AIM OF THE EXERCISE
Among the records below, find the lines with the word "chevron" and copy them.

[Excerpts from an interface dataset]
· · · · · · ·

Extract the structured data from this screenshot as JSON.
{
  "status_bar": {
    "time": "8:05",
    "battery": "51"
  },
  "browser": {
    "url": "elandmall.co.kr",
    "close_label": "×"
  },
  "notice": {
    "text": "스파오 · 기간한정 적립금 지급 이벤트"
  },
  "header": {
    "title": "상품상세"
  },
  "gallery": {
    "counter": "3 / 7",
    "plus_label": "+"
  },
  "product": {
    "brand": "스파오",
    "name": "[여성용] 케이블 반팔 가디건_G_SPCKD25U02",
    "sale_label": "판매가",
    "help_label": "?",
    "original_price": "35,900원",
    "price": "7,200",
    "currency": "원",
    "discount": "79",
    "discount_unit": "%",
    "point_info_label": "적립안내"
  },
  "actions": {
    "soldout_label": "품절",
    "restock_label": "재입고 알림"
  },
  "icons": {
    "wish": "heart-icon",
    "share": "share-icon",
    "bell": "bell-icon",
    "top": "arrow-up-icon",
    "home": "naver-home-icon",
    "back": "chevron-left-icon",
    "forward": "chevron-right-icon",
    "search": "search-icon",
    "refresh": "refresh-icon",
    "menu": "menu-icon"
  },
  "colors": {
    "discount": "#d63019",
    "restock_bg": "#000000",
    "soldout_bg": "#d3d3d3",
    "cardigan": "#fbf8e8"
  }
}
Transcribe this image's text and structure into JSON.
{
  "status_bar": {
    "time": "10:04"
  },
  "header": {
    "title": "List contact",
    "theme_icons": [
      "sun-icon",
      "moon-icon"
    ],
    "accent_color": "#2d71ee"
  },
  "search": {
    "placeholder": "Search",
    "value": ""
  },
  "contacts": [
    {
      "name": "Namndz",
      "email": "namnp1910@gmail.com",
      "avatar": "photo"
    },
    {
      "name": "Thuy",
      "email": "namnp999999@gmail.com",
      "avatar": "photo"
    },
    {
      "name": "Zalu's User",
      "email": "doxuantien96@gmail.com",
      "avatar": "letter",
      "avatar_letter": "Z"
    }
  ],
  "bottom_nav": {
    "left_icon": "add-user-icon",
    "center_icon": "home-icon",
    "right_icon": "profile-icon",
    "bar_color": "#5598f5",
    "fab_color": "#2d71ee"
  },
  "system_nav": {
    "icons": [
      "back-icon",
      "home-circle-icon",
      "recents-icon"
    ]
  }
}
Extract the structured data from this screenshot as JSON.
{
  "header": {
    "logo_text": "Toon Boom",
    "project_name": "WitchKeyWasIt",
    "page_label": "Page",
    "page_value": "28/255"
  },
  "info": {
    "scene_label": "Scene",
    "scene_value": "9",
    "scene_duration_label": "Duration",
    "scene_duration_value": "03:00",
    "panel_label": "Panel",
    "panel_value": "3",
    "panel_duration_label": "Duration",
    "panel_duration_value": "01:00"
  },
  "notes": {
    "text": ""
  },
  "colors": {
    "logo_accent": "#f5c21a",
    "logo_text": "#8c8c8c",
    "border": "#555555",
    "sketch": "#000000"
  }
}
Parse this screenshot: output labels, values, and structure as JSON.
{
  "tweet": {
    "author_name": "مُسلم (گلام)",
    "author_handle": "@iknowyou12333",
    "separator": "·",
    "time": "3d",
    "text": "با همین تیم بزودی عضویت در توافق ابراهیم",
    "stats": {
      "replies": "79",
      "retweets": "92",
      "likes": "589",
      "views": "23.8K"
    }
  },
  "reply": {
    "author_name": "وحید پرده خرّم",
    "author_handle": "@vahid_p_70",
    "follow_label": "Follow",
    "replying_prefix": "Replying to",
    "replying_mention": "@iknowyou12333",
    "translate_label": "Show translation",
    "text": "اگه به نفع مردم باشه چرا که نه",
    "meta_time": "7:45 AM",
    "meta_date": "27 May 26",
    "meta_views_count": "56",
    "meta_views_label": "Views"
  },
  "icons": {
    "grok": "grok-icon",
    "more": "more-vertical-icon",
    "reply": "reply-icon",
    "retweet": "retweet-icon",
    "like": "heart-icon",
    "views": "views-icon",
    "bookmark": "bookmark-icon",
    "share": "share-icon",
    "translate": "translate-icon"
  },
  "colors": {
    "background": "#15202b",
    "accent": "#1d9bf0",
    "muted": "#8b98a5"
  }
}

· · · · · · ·

REPLY
    "back": "chevron-left-icon",
    "forward": "chevron-right-icon",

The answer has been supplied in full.